(Dataset entries)

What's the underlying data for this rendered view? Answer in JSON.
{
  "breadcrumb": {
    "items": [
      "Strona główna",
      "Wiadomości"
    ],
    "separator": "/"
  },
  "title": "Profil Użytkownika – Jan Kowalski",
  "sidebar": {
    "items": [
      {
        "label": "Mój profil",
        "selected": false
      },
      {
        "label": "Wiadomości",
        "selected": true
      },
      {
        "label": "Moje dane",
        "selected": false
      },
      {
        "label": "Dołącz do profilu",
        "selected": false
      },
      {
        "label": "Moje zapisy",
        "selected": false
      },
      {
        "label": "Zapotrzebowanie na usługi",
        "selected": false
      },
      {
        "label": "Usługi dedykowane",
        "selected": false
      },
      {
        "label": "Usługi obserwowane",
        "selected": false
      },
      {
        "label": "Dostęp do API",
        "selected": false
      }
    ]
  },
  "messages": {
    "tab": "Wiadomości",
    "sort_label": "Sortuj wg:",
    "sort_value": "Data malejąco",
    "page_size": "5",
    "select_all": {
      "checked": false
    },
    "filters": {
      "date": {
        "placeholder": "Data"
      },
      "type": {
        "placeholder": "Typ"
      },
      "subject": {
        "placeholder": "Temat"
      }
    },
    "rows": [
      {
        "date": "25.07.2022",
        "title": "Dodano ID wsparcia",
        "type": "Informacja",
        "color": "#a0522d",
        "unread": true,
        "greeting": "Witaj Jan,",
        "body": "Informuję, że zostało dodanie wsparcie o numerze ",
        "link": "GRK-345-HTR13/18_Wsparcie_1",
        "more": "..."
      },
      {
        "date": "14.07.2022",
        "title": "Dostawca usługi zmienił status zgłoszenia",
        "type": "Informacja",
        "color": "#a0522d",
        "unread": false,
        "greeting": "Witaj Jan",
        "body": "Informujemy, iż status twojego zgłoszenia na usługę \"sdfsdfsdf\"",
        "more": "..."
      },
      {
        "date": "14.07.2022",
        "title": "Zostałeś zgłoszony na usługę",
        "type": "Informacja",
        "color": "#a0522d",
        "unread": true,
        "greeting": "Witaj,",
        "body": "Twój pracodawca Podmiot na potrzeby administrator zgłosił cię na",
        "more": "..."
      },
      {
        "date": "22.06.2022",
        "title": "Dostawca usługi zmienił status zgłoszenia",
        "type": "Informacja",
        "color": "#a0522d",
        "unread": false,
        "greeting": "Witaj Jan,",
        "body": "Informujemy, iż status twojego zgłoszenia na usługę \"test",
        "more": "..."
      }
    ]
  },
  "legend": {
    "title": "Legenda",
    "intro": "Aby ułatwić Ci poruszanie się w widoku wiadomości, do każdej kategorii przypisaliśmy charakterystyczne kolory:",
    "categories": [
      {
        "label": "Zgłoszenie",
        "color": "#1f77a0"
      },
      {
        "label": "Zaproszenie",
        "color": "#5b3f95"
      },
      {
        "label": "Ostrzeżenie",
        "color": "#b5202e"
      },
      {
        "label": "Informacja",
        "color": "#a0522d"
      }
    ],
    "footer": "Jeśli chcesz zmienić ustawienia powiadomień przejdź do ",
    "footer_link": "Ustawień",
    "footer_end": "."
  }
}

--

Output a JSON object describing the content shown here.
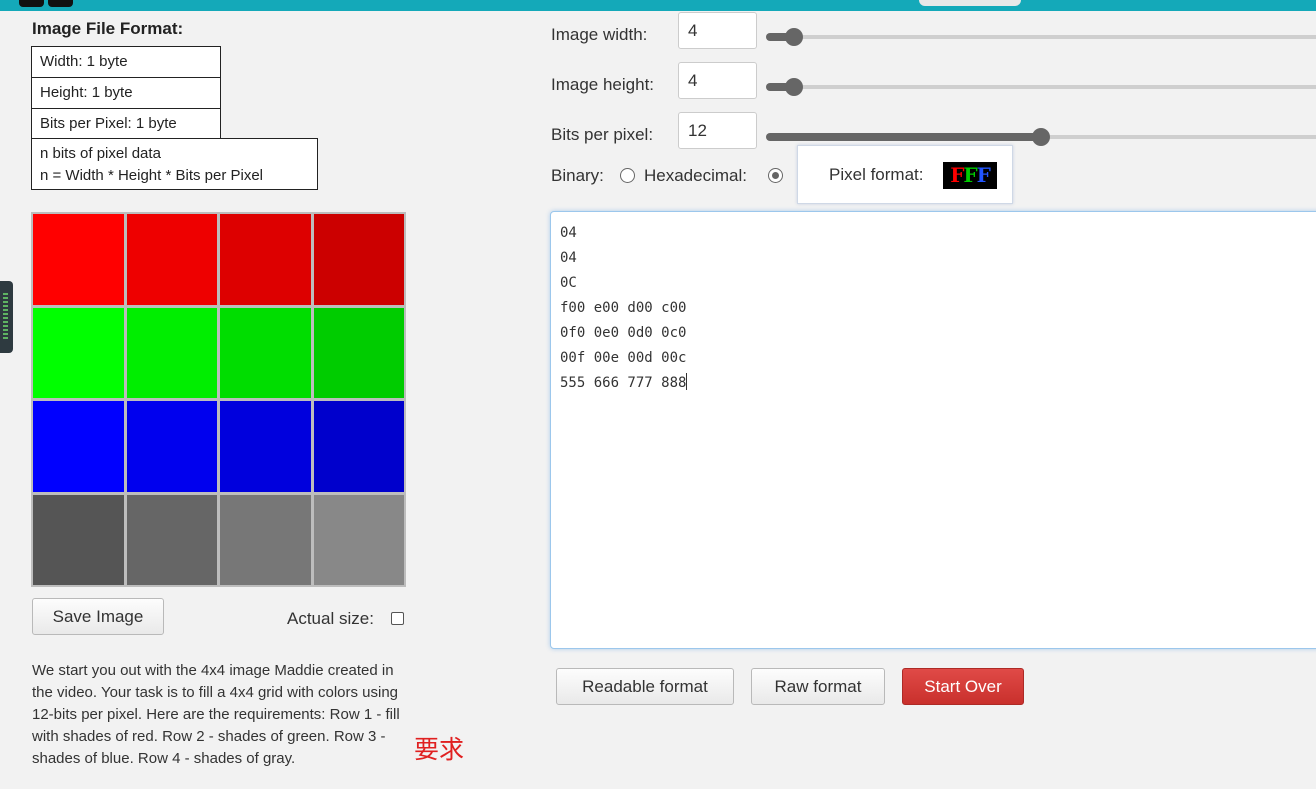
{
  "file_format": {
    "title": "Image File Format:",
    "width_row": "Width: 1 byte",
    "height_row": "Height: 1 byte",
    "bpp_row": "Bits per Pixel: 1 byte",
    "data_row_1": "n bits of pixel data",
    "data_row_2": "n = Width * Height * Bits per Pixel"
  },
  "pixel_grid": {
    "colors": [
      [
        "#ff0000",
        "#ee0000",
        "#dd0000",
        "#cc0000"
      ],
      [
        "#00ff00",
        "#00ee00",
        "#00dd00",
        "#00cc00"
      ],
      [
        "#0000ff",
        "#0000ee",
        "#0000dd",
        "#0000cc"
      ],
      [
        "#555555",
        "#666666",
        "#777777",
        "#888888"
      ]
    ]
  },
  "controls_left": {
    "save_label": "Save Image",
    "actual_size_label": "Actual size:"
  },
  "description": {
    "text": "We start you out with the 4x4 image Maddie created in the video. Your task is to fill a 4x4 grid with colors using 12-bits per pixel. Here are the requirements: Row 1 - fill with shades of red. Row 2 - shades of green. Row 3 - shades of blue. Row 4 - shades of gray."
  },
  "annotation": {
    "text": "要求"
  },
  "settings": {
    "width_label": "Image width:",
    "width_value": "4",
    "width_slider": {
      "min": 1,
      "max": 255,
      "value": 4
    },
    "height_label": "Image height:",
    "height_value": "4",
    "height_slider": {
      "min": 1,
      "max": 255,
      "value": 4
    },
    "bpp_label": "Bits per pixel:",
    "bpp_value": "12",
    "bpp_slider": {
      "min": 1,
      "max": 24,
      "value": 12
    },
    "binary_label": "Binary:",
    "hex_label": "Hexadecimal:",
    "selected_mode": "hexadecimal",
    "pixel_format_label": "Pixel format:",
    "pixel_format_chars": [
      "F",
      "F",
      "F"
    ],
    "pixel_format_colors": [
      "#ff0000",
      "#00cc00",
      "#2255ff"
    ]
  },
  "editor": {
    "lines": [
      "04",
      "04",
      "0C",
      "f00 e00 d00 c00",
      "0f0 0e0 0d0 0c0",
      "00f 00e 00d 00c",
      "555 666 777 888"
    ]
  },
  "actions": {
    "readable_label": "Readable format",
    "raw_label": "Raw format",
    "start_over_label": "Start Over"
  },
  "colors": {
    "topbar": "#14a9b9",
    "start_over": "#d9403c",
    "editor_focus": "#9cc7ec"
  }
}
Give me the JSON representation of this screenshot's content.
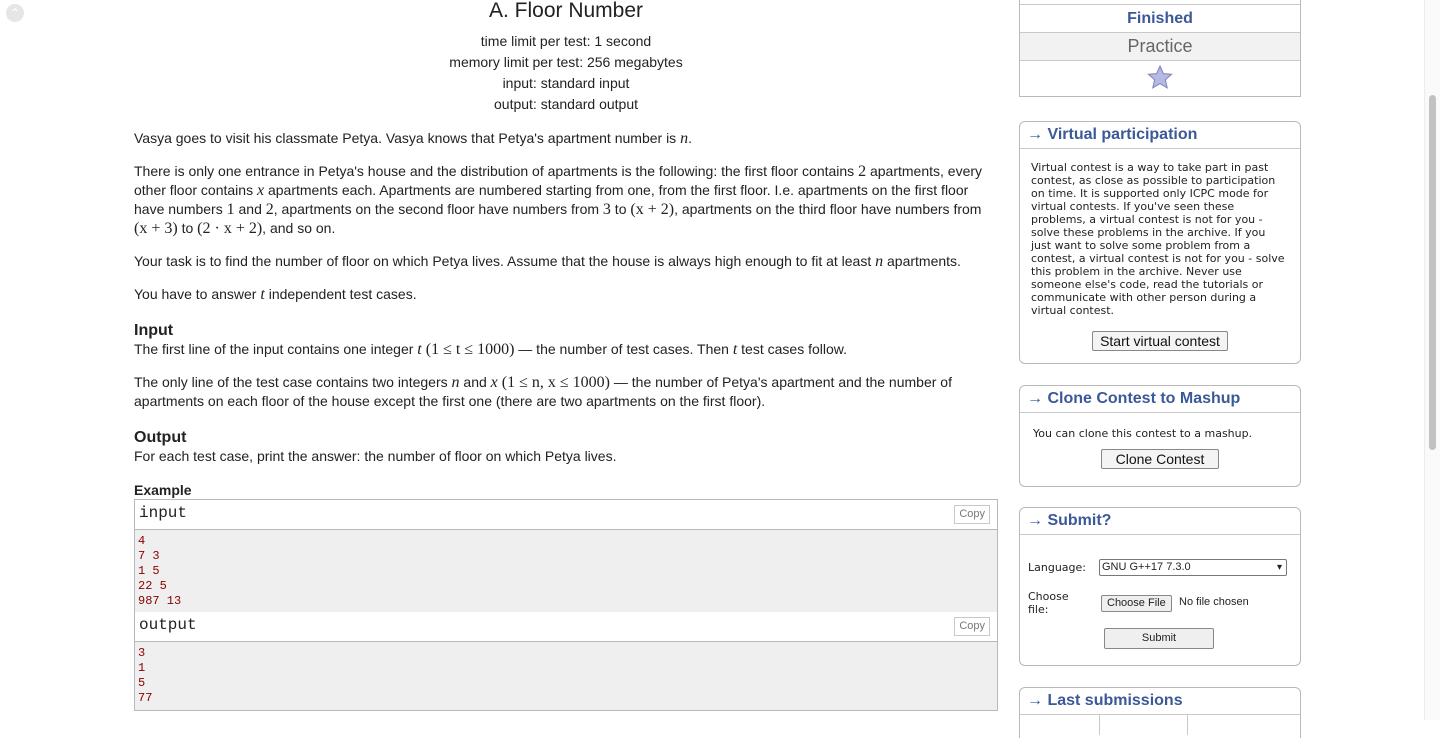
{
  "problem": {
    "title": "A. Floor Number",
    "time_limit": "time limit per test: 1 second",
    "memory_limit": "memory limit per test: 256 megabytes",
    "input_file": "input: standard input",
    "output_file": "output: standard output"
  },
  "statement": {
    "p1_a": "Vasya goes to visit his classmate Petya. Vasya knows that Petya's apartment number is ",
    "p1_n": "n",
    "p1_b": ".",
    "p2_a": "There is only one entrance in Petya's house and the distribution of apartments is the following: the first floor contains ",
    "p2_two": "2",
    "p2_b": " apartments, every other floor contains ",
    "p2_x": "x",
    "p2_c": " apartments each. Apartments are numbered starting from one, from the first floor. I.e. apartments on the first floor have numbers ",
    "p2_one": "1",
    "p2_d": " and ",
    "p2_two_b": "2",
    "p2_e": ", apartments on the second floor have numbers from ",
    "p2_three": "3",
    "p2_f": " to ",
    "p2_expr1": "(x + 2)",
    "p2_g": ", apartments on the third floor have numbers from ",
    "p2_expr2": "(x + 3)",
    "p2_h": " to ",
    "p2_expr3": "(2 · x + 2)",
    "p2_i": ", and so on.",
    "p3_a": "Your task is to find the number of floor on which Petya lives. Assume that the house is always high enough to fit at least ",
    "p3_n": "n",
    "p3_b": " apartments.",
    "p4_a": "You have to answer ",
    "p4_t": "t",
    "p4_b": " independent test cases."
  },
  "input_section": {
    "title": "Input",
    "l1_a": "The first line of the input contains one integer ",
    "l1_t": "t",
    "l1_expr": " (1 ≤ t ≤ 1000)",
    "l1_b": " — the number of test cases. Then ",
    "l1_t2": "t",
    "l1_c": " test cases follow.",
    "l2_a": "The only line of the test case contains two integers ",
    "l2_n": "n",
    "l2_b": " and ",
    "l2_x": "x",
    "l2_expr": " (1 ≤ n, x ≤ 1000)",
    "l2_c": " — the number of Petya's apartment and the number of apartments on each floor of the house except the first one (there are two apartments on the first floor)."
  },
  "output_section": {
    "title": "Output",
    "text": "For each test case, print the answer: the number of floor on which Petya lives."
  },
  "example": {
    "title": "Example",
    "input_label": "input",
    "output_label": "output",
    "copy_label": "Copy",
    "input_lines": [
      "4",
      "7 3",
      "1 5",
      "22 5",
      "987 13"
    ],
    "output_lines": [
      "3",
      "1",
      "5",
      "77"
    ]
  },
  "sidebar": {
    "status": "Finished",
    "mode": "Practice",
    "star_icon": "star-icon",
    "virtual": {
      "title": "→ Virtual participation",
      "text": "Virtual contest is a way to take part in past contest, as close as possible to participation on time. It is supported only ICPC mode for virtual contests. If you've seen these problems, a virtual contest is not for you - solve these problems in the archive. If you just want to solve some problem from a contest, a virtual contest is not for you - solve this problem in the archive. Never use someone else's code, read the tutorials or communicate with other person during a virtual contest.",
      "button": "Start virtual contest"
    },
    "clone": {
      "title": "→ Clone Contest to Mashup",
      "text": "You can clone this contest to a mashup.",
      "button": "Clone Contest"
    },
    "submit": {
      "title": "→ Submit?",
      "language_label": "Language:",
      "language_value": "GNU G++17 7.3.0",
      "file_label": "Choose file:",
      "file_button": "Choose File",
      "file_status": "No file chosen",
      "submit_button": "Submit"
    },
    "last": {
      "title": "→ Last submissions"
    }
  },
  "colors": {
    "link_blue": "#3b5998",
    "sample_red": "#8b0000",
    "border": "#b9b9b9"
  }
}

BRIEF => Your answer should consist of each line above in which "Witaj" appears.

TASK RESPONSE =>
        "greeting": "Witaj Jan,",
        "greeting": "Witaj Jan",
        "greeting": "Witaj,",
        "greeting": "Witaj Jan,",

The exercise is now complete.